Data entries
>>>>>

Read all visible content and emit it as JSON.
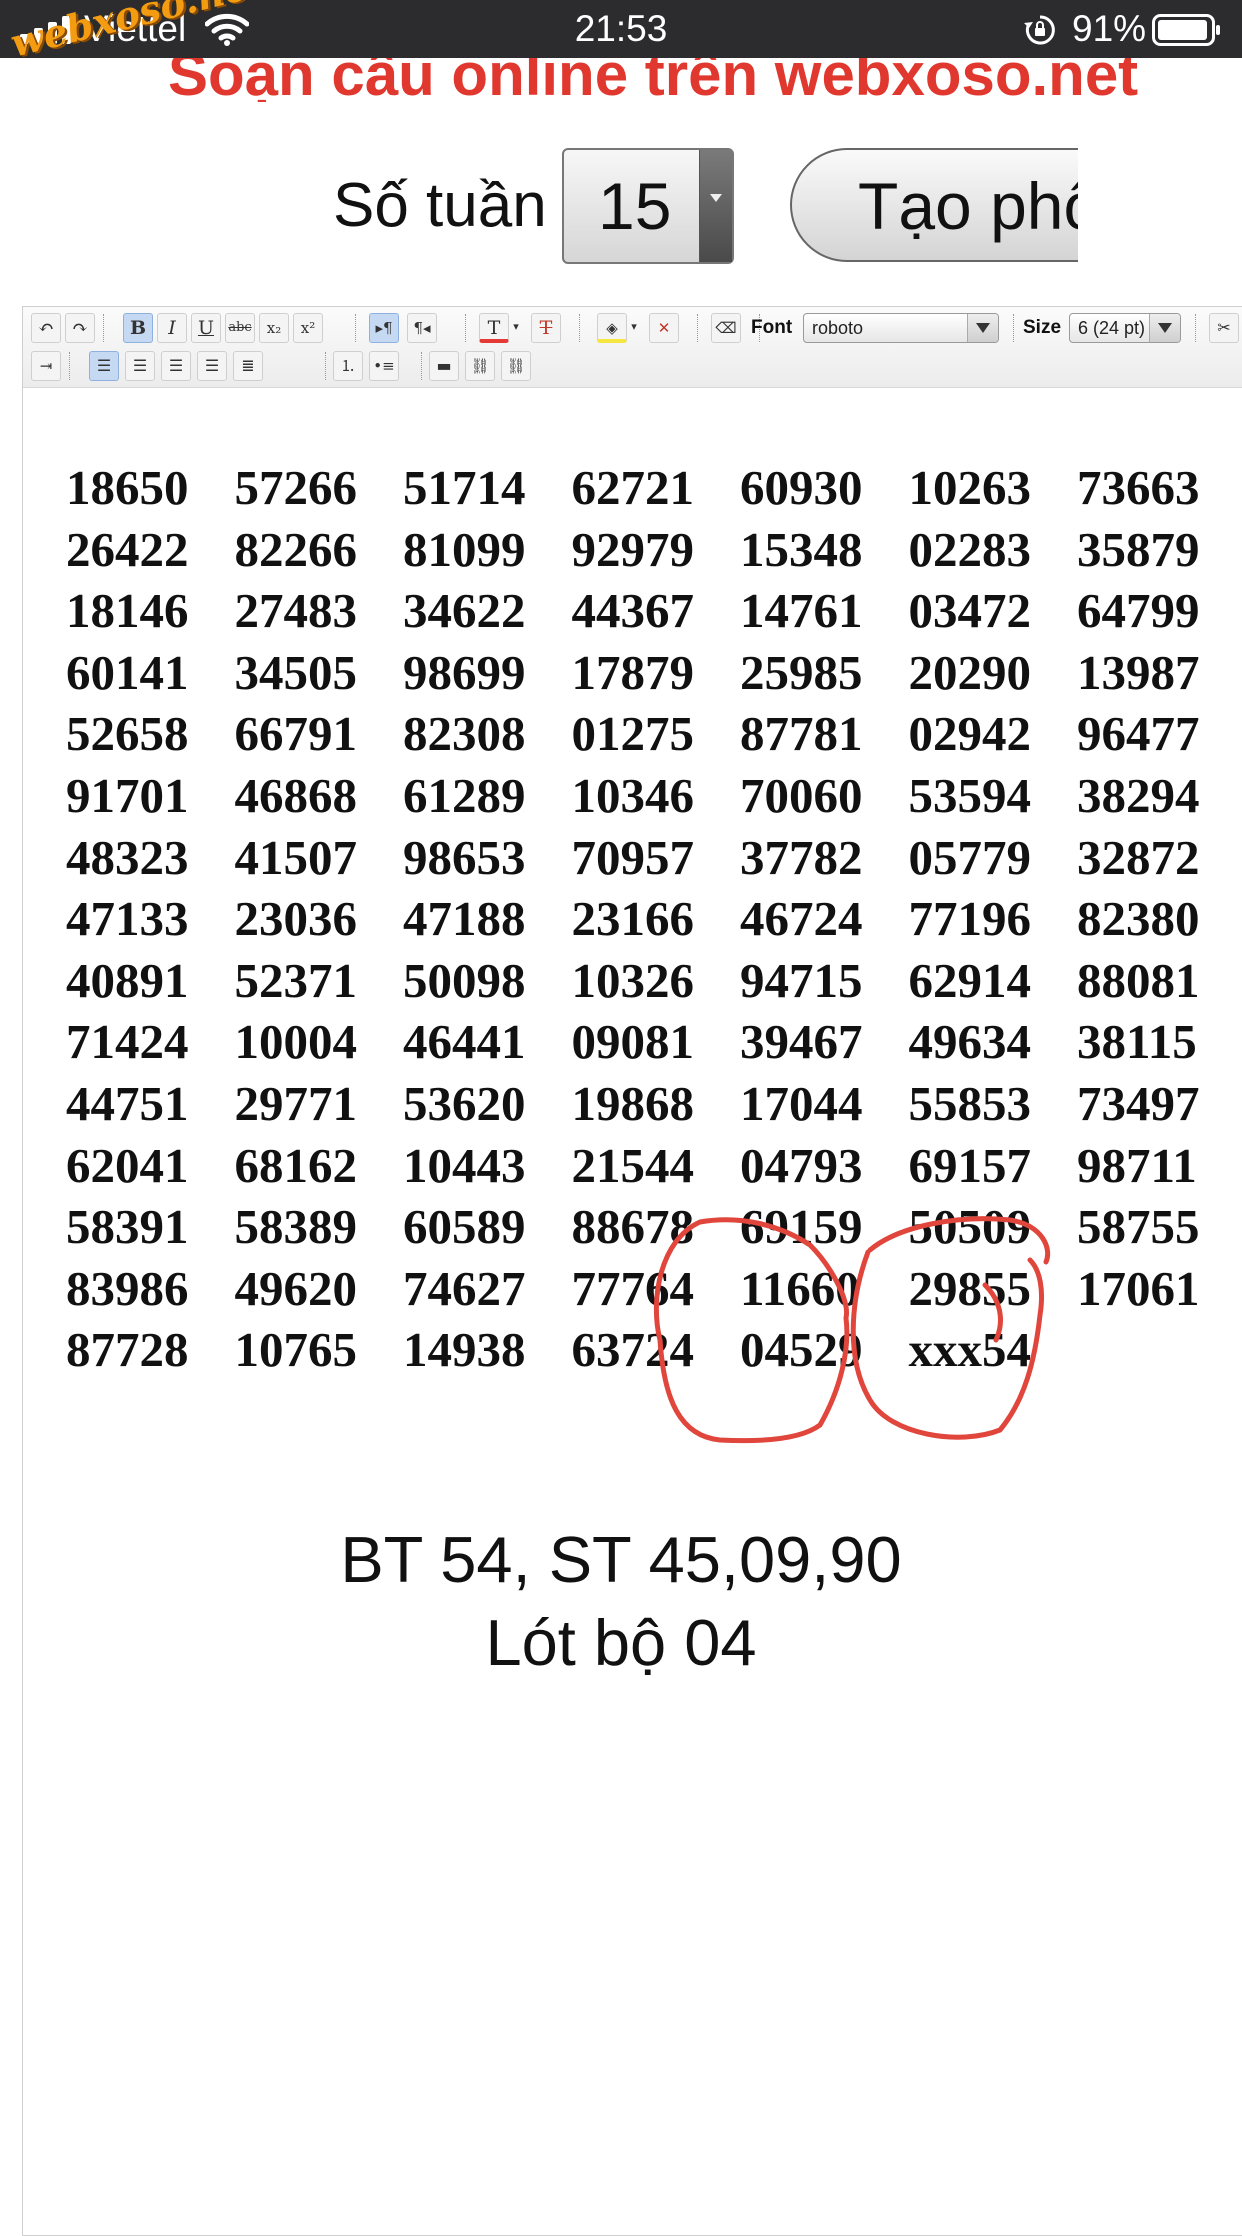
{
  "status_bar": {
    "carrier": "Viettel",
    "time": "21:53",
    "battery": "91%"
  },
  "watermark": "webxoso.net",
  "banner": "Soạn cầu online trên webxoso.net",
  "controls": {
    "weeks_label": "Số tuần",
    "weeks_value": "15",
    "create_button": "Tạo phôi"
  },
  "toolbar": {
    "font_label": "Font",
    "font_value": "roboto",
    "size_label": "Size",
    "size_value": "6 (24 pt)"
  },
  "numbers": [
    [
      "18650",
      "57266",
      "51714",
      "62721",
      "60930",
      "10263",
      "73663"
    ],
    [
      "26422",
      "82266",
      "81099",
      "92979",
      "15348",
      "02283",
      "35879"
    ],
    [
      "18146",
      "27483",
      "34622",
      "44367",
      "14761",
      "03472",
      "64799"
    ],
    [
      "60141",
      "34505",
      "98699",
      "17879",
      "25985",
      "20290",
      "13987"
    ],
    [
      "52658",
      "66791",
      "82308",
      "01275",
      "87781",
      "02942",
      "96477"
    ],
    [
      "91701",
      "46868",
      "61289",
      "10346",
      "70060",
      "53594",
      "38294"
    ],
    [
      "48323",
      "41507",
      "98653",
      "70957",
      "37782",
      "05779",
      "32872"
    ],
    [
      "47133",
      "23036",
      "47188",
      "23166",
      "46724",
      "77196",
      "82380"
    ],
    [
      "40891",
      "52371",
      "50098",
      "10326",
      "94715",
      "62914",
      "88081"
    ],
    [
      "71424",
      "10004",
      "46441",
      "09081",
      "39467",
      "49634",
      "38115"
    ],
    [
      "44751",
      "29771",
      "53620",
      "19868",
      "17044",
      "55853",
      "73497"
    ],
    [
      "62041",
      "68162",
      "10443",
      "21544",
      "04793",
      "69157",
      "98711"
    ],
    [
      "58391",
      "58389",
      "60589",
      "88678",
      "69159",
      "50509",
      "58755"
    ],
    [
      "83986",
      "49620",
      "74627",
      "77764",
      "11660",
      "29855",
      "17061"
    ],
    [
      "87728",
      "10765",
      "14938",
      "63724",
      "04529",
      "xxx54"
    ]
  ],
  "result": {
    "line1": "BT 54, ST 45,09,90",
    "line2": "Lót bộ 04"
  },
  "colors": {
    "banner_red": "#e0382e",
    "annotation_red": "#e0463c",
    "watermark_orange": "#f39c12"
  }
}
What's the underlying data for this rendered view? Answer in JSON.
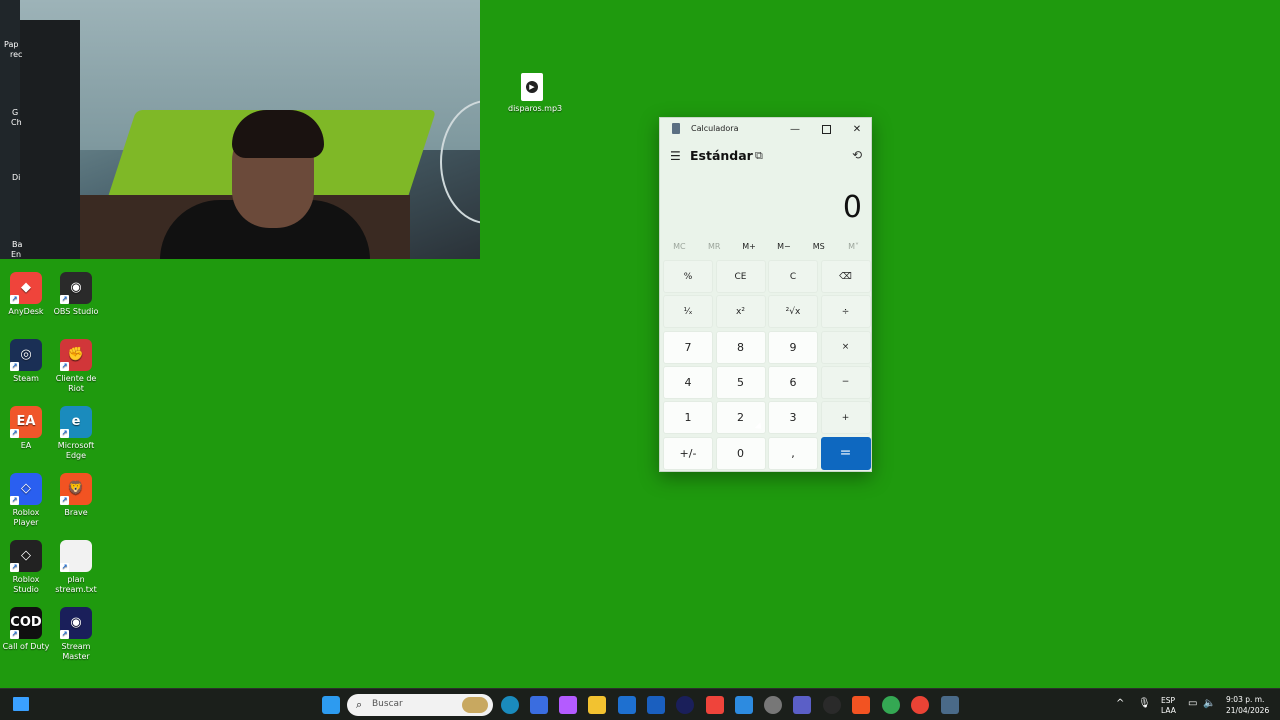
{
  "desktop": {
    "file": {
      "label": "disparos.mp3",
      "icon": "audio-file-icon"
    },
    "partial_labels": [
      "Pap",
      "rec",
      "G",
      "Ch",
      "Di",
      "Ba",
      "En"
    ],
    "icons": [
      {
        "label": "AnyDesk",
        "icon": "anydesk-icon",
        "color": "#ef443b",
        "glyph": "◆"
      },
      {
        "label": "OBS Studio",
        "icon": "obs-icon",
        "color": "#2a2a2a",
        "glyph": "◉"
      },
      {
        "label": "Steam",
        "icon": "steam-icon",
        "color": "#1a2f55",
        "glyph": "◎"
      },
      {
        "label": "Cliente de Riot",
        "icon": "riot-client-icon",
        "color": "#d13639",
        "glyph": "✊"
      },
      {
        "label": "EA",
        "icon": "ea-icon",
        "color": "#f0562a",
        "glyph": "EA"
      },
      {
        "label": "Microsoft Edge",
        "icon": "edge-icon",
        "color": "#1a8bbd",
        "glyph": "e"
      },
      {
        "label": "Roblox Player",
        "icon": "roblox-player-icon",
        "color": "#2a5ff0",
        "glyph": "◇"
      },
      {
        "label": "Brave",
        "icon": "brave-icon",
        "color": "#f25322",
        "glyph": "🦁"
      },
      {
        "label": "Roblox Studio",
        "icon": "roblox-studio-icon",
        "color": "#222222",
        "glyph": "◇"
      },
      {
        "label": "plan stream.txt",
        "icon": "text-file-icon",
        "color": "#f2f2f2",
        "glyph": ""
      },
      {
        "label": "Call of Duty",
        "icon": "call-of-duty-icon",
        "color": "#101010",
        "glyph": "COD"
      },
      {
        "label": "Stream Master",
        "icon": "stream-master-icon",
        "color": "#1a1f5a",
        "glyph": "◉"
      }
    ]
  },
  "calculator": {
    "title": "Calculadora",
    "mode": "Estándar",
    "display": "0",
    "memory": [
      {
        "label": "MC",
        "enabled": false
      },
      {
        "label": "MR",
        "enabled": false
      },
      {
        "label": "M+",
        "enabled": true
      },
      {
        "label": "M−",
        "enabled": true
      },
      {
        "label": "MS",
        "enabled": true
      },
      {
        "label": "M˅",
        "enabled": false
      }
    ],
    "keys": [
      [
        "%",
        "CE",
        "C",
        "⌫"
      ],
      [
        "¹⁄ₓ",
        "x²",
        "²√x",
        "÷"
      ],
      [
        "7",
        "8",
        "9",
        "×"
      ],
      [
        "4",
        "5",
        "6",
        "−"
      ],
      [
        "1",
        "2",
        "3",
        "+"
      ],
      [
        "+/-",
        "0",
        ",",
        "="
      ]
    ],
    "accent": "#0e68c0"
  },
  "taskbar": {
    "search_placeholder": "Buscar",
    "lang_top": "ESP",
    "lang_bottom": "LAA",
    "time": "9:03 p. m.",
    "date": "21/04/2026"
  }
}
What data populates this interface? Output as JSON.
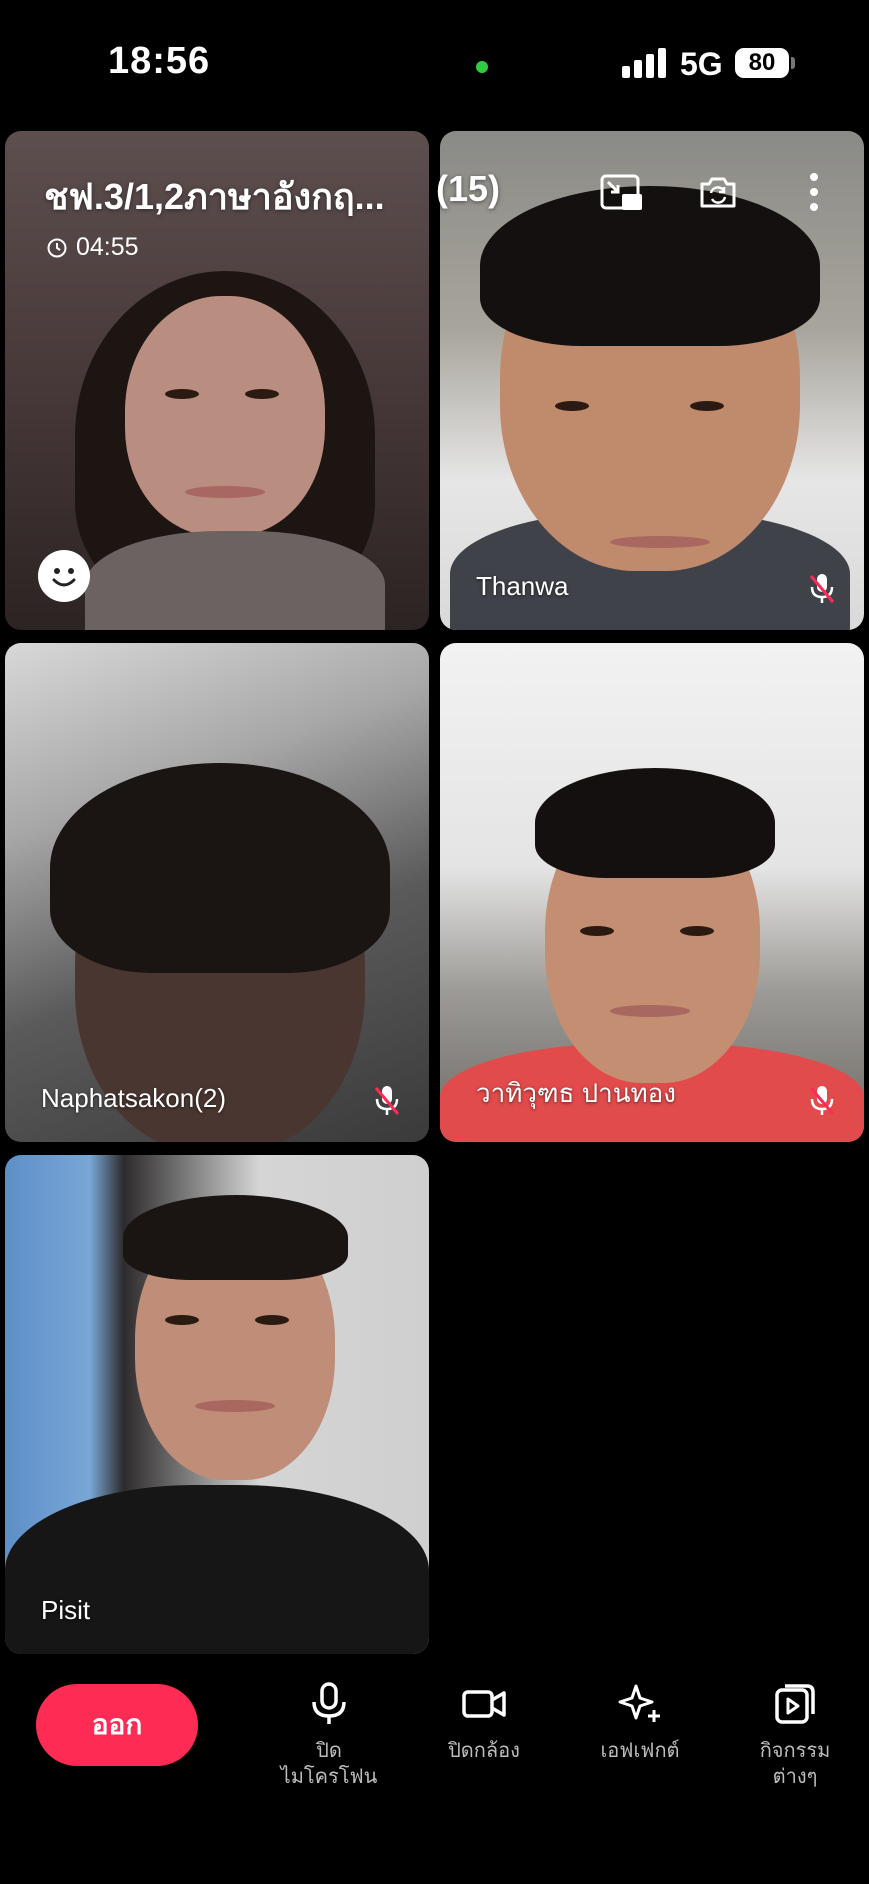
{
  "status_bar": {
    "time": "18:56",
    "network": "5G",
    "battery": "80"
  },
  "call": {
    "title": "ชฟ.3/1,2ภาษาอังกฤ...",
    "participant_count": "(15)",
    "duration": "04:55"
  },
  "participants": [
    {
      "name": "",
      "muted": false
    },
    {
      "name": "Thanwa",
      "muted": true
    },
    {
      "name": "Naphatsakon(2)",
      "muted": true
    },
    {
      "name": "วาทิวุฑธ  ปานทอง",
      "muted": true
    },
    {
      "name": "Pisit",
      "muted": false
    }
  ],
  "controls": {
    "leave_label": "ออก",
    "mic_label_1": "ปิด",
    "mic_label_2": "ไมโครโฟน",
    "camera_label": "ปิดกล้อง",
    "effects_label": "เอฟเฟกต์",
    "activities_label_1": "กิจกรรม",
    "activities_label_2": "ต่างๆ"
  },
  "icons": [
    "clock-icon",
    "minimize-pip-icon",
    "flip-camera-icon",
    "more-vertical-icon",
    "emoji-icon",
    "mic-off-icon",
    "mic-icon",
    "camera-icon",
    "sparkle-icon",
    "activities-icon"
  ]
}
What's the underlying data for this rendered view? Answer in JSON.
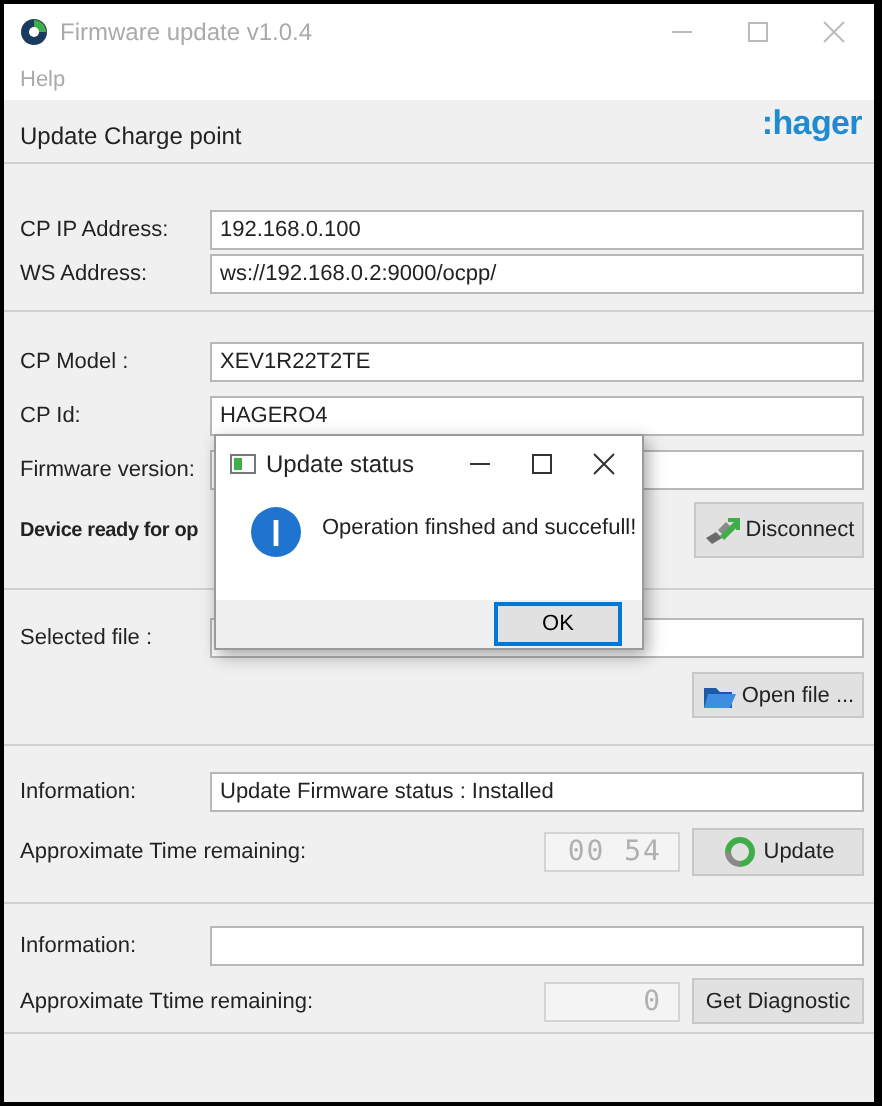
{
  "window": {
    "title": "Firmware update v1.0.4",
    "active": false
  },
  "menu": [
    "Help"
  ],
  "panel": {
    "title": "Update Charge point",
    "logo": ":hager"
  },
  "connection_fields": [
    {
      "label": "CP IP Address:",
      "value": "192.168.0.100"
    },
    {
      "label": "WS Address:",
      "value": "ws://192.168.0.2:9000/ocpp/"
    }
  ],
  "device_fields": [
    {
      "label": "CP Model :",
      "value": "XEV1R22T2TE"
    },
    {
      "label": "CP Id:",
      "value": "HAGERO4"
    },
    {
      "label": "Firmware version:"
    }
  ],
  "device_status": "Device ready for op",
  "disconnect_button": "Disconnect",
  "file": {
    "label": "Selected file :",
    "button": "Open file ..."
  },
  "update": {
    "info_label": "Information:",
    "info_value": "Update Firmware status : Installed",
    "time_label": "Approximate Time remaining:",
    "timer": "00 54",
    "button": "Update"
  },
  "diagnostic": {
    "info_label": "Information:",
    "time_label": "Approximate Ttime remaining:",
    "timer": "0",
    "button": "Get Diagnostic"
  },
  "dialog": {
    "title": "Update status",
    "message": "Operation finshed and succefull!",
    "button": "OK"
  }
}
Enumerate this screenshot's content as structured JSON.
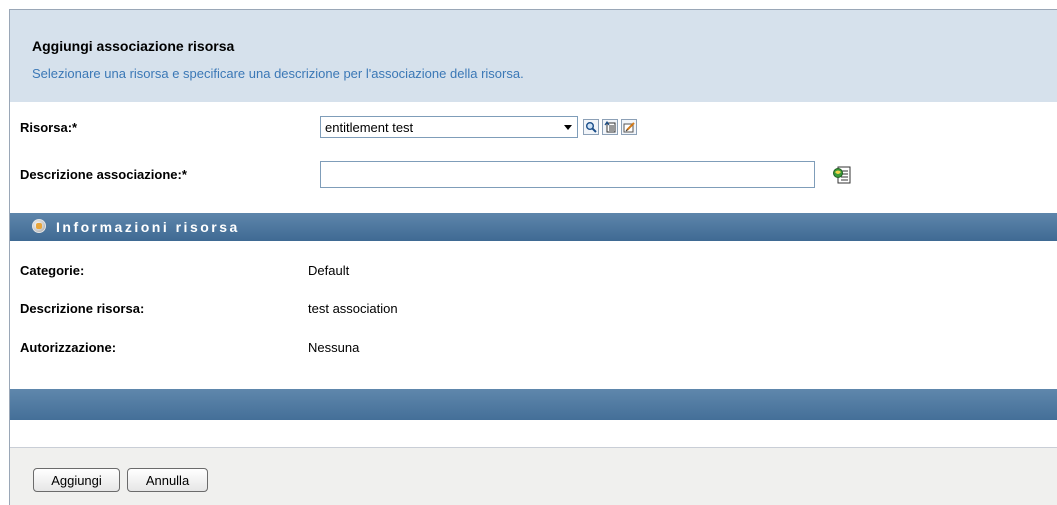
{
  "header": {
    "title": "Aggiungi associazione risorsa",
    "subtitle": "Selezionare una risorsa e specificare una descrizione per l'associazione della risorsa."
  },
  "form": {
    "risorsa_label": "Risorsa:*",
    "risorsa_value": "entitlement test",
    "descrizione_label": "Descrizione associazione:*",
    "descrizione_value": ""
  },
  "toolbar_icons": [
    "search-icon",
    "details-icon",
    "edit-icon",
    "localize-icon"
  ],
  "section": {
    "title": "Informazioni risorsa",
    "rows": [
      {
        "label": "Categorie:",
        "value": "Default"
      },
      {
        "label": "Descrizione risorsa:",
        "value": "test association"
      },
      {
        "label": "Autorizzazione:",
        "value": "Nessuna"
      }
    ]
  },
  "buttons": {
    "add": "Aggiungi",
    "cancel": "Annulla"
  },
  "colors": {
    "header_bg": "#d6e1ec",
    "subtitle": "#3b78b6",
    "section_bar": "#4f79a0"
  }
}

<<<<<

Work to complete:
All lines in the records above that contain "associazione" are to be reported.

Solved exercise:
    "title": "Aggiungi associazione risorsa",
    "subtitle": "Selezionare una risorsa e specificare una descrizione per l'associazione della risorsa."
    "descrizione_label": "Descrizione associazione:*",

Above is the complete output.